Bell Pottinger became well-known for its willingness to represent unsavoury charters, regimes and clients they justified on the cab for hire principle.
A Guardian obituary (26 August 2019) said that among its clients were the Pinochet regime, Alexander Lukashenko, the president of Belarus, Asma al-Assad, wife of the Syrian dictator, the Sultan of Brunei and the Sri Lankan government during its war with the Tamils.
Other clients included: “Tory minister David Mellor during his extramarital affair, the businessman Ernest Saunders, convicted of manipulating Guinness shares during a takeover battle, Mohamed Al Fayed, the owner of Harrods, Rebekah Wade, the Murdoch executive during the phone hacking scandal, and Neil Hamilton in his battle with The Guardian over the cash for questions scandal.”
“The agency lobbied on behalf of the Saudi Arabian government during the Serious Fraud Office’s investigation into bribery allegations over the Al Yamamah arms deal, an inquiry that was subsequently dropped.”
The agency did apparently declined to act for Robert Mugabe, but only because he didn’t take their advice.
Bell Pottinger’s collapse was precipitated by its South African subsidiary which ran a campaign for the controversial Indian Gupta brothers, who had business ties to the country’s regime.
“The campaign, with its racist attack on ‘white monopoly capital’ opponents, outraged other agency clients……. The crisis deepened when Bell was shown to have sat in on the discussions about taking on the business, sending an enthusiastic email back to London predicting a lucrative deal,” The Guardian said.

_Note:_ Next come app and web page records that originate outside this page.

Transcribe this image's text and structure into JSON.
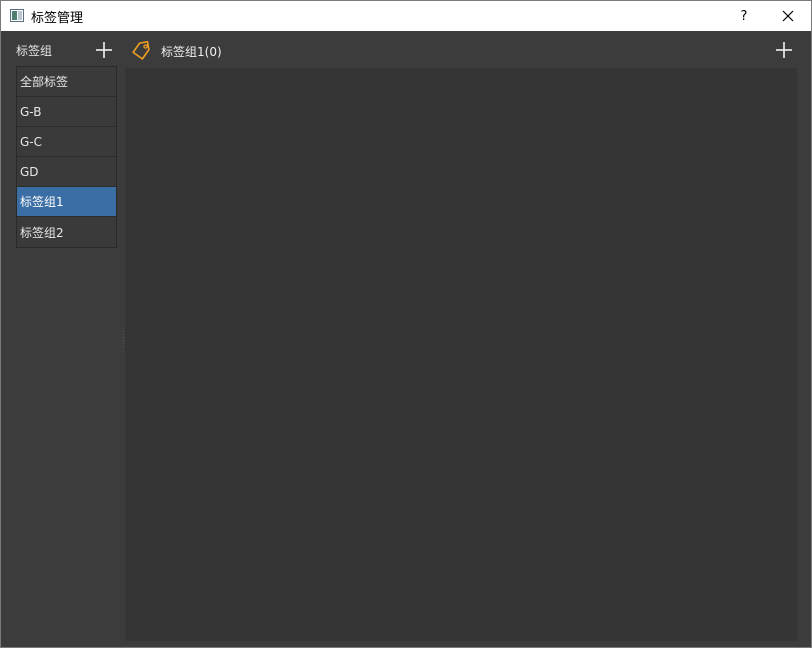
{
  "window": {
    "title": "标签管理",
    "help_label": "?",
    "close_label": "close"
  },
  "sidebar": {
    "title": "标签组",
    "add_label": "+",
    "items": [
      {
        "label": "全部标签",
        "selected": false
      },
      {
        "label": "G-B",
        "selected": false
      },
      {
        "label": "G-C",
        "selected": false
      },
      {
        "label": "GD",
        "selected": false
      },
      {
        "label": "标签组1",
        "selected": true
      },
      {
        "label": "标签组2",
        "selected": false
      }
    ]
  },
  "main": {
    "group_title": "标签组1(0)",
    "tag_icon": "tag-icon",
    "add_label": "+"
  },
  "colors": {
    "background": "#3c3c3c",
    "content": "#353535",
    "selected": "#3a6ea5",
    "tag_icon": "#f0a020"
  }
}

As clients deserted Bell Pottinger Bell ditched his colleagues and claimed that he had actually opposed the deal – despite the evidence.
In a bid to manage the crisis he appeared on TV defending himself but with the constant sound of his mobile phone going off during the interview. Hardly what one would expect of a supposed PR guru and his company folded very soon after.
Giving a further flavour of the quality of Bell advice a friend and former colleague recounted a conversation with Bell about Brexit. Bell insisted that Brexit would triumph because young people were anti-Europe.
“I mentioned that young people were all for it and gradually the old buffers would die off and leave the young to help develop the greatest international project ever. He said young people were anti- Europe. I couldn’t think of anything to say to that.”
But then that’s the sort of advice which nets you millions of pounds and even led to Bell bring knighted on the recommendation of Thatcher. He was subsequently appointed to the House of Lords by Tony Blair – someone else who is also no slouch at representing unsavoury regimes.